All wired up: New molecular wires for single-molecule electronic devices
Scientists at Tokyo Institute of Technology designed a new type of molecular wire doped with organometallic ruthenium to achieve unprecedentedly higher conductance than earlier molecular wires. The origin of high conductance in these wires is fundamentally different from similar molecular devices and suggests a potential strategy for developing highly conducting "doped" molecular wires.
Since their conception, researchers have tried to shrink electronic devices to unprecedented sizes, even to the point of fabricating them from a few molecules. Molecular wires are one of the building blocks of such minuscule contraptions, and many researchers have been developing strategies to synthesize highly conductive, stable wires from carefully designed molecules.

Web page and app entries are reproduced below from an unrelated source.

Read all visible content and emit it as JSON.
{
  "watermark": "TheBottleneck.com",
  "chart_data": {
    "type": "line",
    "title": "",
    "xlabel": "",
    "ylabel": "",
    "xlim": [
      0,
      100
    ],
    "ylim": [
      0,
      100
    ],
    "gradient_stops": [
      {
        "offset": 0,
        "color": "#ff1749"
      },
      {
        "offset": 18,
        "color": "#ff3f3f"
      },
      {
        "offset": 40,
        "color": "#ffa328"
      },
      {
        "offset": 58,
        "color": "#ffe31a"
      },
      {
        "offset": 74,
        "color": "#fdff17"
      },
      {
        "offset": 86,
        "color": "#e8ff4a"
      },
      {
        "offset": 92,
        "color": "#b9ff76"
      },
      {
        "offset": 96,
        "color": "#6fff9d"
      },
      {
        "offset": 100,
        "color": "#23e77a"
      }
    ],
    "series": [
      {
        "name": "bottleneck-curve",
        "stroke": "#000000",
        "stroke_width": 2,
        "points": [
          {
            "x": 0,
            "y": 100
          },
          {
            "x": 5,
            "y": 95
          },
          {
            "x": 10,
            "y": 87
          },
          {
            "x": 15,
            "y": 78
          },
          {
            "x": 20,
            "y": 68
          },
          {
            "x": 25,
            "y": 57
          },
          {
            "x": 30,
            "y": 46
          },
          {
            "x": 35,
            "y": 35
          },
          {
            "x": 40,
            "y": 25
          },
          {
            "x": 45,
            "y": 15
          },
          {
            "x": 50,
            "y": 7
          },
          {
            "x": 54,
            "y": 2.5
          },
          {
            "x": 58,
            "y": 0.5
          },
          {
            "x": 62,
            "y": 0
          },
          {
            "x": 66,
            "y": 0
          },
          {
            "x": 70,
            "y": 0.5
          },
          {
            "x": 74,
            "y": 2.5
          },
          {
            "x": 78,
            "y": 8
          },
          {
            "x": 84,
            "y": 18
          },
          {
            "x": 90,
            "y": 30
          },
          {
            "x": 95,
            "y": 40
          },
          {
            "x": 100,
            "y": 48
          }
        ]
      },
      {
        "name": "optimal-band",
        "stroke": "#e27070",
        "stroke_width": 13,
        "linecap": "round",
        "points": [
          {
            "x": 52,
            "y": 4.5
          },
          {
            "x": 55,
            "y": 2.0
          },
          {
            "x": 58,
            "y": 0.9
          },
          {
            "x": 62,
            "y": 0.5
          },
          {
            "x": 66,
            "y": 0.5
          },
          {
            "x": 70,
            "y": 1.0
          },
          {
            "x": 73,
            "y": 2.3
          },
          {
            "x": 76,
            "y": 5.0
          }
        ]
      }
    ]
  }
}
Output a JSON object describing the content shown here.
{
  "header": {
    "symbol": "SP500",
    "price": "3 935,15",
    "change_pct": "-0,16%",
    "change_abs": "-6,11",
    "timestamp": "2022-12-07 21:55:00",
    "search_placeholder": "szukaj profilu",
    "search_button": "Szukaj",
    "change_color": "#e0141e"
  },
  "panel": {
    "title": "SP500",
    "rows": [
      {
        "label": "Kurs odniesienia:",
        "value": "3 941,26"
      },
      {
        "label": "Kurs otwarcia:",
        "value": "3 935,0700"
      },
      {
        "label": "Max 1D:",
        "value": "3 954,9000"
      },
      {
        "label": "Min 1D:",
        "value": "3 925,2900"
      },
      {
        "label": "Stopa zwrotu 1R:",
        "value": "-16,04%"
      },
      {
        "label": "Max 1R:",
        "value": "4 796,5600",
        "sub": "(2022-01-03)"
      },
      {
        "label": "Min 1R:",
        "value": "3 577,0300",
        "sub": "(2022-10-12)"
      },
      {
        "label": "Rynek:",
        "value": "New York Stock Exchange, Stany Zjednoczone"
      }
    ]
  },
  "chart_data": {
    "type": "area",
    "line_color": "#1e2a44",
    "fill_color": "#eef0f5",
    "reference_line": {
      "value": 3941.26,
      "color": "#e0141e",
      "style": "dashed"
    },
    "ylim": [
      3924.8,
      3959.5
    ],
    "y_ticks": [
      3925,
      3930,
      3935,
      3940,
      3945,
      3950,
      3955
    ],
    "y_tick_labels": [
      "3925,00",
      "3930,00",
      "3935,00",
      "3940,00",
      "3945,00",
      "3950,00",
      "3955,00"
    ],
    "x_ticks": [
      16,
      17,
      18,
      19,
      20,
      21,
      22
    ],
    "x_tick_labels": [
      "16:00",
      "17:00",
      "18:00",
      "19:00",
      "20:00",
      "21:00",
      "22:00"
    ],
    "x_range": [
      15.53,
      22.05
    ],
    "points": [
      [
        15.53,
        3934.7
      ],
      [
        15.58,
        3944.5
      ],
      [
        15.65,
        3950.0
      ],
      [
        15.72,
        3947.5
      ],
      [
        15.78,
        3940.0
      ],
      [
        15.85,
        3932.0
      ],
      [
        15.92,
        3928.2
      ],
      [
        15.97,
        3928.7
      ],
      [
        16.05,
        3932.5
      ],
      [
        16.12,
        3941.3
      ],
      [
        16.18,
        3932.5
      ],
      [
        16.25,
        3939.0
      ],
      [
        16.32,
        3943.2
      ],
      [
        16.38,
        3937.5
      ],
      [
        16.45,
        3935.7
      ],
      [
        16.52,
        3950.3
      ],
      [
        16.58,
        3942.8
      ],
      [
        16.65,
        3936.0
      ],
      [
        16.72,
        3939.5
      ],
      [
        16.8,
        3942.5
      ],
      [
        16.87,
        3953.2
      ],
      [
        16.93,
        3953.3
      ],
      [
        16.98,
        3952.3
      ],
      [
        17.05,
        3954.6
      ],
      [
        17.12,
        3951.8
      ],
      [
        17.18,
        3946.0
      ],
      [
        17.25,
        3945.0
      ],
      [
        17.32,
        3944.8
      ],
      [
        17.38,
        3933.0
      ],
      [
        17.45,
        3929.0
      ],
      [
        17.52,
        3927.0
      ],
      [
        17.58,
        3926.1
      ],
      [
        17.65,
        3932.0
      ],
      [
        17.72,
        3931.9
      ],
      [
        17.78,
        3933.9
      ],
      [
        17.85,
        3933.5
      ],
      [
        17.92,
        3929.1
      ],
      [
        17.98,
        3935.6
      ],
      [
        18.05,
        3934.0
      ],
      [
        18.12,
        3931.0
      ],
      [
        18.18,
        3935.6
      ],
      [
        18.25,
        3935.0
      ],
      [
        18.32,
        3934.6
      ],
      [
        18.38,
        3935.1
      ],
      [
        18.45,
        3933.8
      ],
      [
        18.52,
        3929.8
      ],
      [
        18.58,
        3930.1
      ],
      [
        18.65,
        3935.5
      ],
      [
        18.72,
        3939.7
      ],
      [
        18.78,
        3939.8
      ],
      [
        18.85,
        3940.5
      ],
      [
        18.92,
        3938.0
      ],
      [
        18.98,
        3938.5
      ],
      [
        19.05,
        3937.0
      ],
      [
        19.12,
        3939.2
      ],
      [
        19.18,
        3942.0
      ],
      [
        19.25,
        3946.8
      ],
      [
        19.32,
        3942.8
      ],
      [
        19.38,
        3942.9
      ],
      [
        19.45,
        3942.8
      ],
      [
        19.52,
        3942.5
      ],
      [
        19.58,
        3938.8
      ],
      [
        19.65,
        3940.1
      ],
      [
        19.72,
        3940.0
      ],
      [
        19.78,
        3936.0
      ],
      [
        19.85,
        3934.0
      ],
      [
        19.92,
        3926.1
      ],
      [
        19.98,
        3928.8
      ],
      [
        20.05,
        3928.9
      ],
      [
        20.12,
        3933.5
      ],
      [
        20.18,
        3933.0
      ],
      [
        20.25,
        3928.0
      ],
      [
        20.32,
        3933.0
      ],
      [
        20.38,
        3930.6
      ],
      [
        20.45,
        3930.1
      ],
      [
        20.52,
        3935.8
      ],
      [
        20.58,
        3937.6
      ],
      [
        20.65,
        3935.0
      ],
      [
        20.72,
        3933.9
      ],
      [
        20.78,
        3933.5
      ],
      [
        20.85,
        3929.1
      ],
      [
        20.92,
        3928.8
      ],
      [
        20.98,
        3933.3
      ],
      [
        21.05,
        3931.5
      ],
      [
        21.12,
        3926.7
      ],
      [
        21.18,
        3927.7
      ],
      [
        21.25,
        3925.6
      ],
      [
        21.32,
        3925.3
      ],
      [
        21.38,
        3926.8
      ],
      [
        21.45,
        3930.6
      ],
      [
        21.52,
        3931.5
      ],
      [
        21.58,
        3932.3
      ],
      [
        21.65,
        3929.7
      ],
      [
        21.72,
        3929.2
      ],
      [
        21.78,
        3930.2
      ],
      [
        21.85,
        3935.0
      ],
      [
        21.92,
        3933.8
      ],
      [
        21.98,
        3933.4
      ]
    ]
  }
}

A team of researchers from Tokyo Institute of Technology, including Yuya Tanaka, designed a novel molecular wire in the form of a metal electrode-molecule-metal electrode (MMM) junction including a polyyne, an organic chain-like molecule, "doped" with a ruthenium-based unit Ru(dppe)2. The proposed design, featured in the cover of the Journal of the American Chemical Society, is based on engineering the energy levels of the conducting orbitals of the atoms of the wire, considering the characteristics of gold electrodes.
Using scanning tunneling microscopy, the team confirmed that the conductance of these molecular wires was equal to or higher than those of previously reported organic molecular wires, including similar wires "doped" with iron units. Motivated by these results, the researchers then went on to investigate the origin of the proposed wire's superior conductance. They found that the observed conducting properties were fundamentally different from previously reported similar MMM junctions and were derived from orbital splitting. In other words, orbital splitting induces changes in the original electron orbitals of the atoms to define a new "hybrid" orbital facilitating electron transfer between the metal electrodes and the wire molecules. According to Tanaka, "such orbital splitting behavior has rarely been reported for any other MMM junction".
Since a narrow gap between the highest (HOMO) and lowest (LUMO) occupied molecular orbitals is a crucial factor for enhancing conductance of molecular wires, the proposed synthesis protocol adopts a new technique to exploit this knowledge, as Tanaka adds "The present study reveals a new strategy to realize molecular wires with an extremely narrow HOMO?LUMO gap via MMM junction formation."
This explanation for the fundamentally different conducting properties of the proposed wires facilitate the strategic development of novel molecular components, which could be the building blocks of future minuscule electronic devices.